Meet Marthie, an MSc student from the University of Pretoria. She joined us about a month ago in order to conduct research on whether or not the cheetah lure is effective in creating a healthier and more natural environment for captive cheetahs. This will determine whether or not the lure should be enforced for captive cheetahs as environmental enrichment.
The cheetah lure is a machine that simulates the animal’s natural hunting behaviour– prompting the cheetah to run. It consists of a pulley system and a rope to which a mop head is tied. This ‘lure’, or mop head, simulates a small animal running through the grass. The cheetah will instinctively set off on a high speed chase over approximately 80m.
Marthie uses 10 cheetahs from HESC as part of her trial. These animals are separated into two uniform groups of five. The one group acts as a control group and the other as the test group. The test group animals will run on each of the feeding days and a visual health assessment will be done for both groups every second day when the cheetahs are fed. Once every two weeks blood will be collected from the animals of both groups to test their overall health. Some parameters are tested in the HESC hospital itself. The rest of the tests are sent away to laboratories in Johannesburg.
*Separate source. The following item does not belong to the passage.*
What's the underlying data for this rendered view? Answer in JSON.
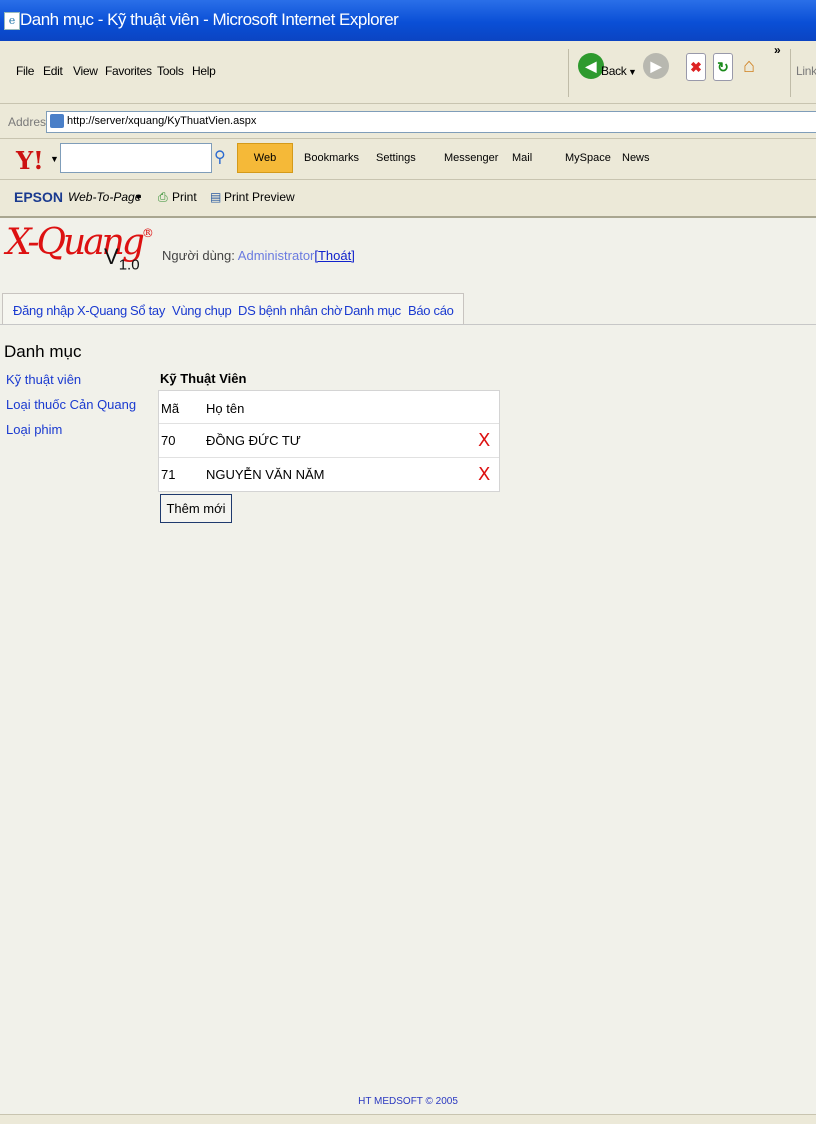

The trial will take place over a period of seven weeks.
Here’s what Marthie has to say about her research and being at HESC:
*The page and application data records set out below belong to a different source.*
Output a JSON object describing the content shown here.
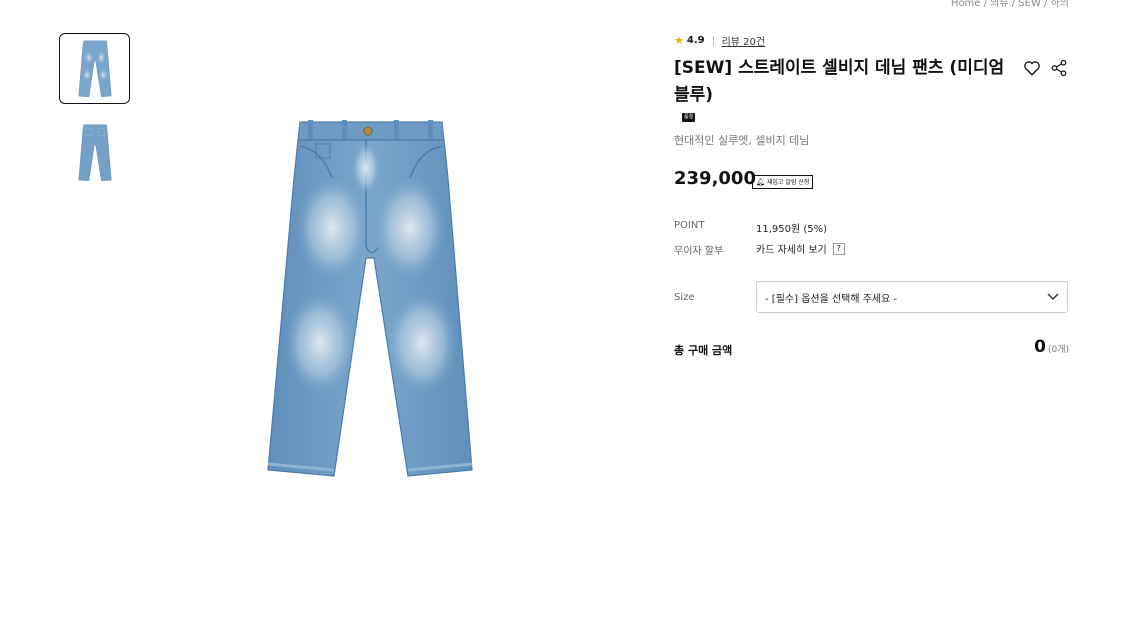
{
  "breadcrumb": "Home / 의류 / SEW / 하의",
  "gallery": {
    "thumbnails": [
      {
        "alt": "denim-pants-front",
        "active": true
      },
      {
        "alt": "denim-pants-back",
        "active": false
      }
    ]
  },
  "product": {
    "rating": "4.9",
    "review_link": "리뷰 20건",
    "title": "[SEW] 스트레이트 셀비지 데님 팬츠 (미디엄 블루)",
    "badge": "품절",
    "subtitle": "현대적인 실루엣, 셀비지 데님",
    "price": "239,000",
    "restock_button": "재입고 알림 신청",
    "point_label": "POINT",
    "point_value": "11,950원 (5%)",
    "installment_label": "무이자 할부",
    "installment_value": "카드 자세히 보기",
    "help_label": "?",
    "size_label": "Size",
    "size_select": "- [필수] 옵션을 선택해 주세요 -",
    "total_label": "총 구매 금액",
    "total_amount": "0",
    "total_count": "(0개)"
  },
  "colors": {
    "star": "#f5b400",
    "denim_light": "#a9c6de",
    "denim": "#6f9ec6",
    "denim_dark": "#4a7cab"
  },
  "icons": [
    "star-icon",
    "heart-icon",
    "share-icon",
    "bell-icon",
    "chevron-down-icon"
  ]
}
What exactly are you studying?
“MSc (Agric) Animal Science: Production Physiology.”
What made you decide to do your research at HESC?
“My MSc Supervisor, Professor EC Webb, is a member on the advisory board for HESC. He recommended HESC as an ideal centre for the type of project I was planning on doing.”
What are you enjoying most about being at HESC?
“I enjoy having a place to apply the knowledge that I have gained through my studies as well as having the opportunity to make a difference.”
What do you hope to achieve through your research?
“I hope that my research is going to make a contribution to cheetahs in captivity and that we can make a change – not only to keep them from becoming extinct but to give them a better quality of life.”
What are your goals for the future?
“To become a top researcher in the development of supplements for large wild felids in captivity. This is in order to reduce the amount of disorders related to nutrition.”
Thank you Marthie for doing such wonderful research for cheetahs in captivity and we hope that you achieve all your goals!